Source data
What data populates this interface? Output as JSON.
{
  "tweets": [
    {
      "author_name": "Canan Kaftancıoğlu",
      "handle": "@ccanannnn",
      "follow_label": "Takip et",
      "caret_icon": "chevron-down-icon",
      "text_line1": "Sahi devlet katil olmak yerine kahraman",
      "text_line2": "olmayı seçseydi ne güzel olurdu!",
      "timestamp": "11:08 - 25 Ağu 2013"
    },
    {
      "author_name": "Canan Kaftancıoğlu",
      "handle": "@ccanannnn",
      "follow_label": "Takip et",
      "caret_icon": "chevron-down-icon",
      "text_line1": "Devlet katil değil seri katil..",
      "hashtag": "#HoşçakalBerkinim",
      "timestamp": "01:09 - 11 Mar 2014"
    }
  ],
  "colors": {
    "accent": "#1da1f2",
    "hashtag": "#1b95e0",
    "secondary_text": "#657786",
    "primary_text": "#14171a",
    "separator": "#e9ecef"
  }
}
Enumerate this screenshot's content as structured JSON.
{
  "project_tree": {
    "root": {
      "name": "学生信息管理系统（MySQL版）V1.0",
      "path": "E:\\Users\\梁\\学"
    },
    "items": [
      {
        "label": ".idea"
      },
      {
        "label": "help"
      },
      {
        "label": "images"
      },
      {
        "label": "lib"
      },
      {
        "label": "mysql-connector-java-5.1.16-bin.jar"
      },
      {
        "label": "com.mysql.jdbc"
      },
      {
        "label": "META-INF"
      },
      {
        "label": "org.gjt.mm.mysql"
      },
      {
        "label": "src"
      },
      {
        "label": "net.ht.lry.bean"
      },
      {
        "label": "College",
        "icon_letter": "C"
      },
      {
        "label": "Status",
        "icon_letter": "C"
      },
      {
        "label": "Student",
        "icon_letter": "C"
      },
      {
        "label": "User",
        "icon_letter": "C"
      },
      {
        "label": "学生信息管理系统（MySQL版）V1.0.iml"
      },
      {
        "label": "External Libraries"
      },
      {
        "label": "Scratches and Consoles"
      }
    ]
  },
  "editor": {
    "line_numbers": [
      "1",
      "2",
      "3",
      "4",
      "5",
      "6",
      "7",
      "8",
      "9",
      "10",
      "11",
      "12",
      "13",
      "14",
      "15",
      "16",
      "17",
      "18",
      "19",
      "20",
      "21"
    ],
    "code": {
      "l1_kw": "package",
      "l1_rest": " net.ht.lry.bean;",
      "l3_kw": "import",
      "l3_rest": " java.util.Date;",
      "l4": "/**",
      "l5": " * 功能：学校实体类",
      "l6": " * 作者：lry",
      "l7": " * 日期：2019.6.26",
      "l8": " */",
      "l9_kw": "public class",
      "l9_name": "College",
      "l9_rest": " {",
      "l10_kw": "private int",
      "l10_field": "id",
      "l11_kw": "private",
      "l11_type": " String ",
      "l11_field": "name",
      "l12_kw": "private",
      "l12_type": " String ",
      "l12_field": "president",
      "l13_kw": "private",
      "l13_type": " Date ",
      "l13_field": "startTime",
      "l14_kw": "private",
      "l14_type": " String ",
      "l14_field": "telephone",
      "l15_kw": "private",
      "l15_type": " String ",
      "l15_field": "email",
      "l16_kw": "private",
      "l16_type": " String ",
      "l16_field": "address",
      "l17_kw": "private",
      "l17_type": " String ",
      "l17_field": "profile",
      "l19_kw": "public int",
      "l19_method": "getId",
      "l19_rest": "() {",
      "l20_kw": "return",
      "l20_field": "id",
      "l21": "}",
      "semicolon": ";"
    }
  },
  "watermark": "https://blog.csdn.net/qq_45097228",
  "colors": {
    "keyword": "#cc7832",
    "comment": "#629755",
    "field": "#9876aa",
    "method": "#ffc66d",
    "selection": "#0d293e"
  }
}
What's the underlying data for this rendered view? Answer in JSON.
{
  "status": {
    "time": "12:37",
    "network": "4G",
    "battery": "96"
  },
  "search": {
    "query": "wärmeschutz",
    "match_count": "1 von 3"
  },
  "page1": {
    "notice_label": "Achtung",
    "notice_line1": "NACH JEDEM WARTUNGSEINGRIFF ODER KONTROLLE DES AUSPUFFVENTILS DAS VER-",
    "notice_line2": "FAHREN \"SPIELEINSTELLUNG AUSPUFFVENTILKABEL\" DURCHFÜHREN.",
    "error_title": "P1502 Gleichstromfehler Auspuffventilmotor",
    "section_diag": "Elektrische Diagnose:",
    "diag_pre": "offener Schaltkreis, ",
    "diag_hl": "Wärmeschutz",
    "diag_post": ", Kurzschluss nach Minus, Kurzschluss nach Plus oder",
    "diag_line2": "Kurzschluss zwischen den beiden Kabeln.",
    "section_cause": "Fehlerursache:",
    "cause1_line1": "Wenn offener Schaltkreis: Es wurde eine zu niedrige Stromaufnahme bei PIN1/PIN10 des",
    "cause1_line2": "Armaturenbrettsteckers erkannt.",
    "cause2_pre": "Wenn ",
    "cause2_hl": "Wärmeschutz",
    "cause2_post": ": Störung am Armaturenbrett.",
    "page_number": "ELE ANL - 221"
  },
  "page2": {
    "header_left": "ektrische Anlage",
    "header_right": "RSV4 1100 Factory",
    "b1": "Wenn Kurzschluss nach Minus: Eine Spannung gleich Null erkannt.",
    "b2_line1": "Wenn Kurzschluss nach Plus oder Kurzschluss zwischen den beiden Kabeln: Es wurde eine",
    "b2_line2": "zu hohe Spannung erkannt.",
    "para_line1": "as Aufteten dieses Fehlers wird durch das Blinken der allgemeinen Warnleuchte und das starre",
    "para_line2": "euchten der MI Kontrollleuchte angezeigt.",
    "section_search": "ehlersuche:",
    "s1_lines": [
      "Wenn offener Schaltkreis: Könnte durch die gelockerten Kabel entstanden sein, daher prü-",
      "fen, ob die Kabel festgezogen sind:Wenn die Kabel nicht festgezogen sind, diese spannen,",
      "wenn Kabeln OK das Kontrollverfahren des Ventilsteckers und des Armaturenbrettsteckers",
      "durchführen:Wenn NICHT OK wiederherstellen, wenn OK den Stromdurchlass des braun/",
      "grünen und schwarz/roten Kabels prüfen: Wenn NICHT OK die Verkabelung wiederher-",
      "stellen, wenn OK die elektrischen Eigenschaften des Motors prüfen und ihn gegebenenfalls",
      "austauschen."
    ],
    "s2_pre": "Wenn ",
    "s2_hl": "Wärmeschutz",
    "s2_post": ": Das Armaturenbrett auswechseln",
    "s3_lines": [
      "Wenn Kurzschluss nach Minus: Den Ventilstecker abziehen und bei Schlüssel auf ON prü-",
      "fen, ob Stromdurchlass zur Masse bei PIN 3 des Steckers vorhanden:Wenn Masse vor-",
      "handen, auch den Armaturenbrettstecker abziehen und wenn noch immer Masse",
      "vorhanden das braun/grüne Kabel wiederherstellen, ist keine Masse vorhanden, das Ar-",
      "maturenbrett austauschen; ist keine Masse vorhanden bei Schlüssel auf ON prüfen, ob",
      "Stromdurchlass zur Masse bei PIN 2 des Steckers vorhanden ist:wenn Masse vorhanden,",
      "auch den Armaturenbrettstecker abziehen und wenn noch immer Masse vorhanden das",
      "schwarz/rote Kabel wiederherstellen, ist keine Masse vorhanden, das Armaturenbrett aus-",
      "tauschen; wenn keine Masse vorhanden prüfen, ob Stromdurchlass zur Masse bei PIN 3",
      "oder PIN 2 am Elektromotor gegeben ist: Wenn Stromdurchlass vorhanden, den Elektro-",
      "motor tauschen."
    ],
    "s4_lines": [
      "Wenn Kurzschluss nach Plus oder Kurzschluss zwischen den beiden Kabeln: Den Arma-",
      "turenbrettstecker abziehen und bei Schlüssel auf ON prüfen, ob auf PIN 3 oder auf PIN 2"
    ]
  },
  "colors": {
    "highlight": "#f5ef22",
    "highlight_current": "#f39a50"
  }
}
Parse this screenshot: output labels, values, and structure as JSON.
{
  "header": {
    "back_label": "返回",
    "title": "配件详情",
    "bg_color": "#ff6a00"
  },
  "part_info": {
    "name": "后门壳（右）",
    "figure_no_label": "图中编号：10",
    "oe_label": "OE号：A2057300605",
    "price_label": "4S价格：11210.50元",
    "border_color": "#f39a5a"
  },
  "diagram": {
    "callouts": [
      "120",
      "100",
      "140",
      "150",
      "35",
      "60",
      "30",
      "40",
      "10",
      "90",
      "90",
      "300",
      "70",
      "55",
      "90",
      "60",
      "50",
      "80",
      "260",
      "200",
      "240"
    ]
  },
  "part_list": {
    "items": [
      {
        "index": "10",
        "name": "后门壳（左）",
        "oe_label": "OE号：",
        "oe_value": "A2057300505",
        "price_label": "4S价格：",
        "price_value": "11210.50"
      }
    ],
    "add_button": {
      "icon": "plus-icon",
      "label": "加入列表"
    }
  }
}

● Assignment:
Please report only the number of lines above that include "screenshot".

● Problem solution:
2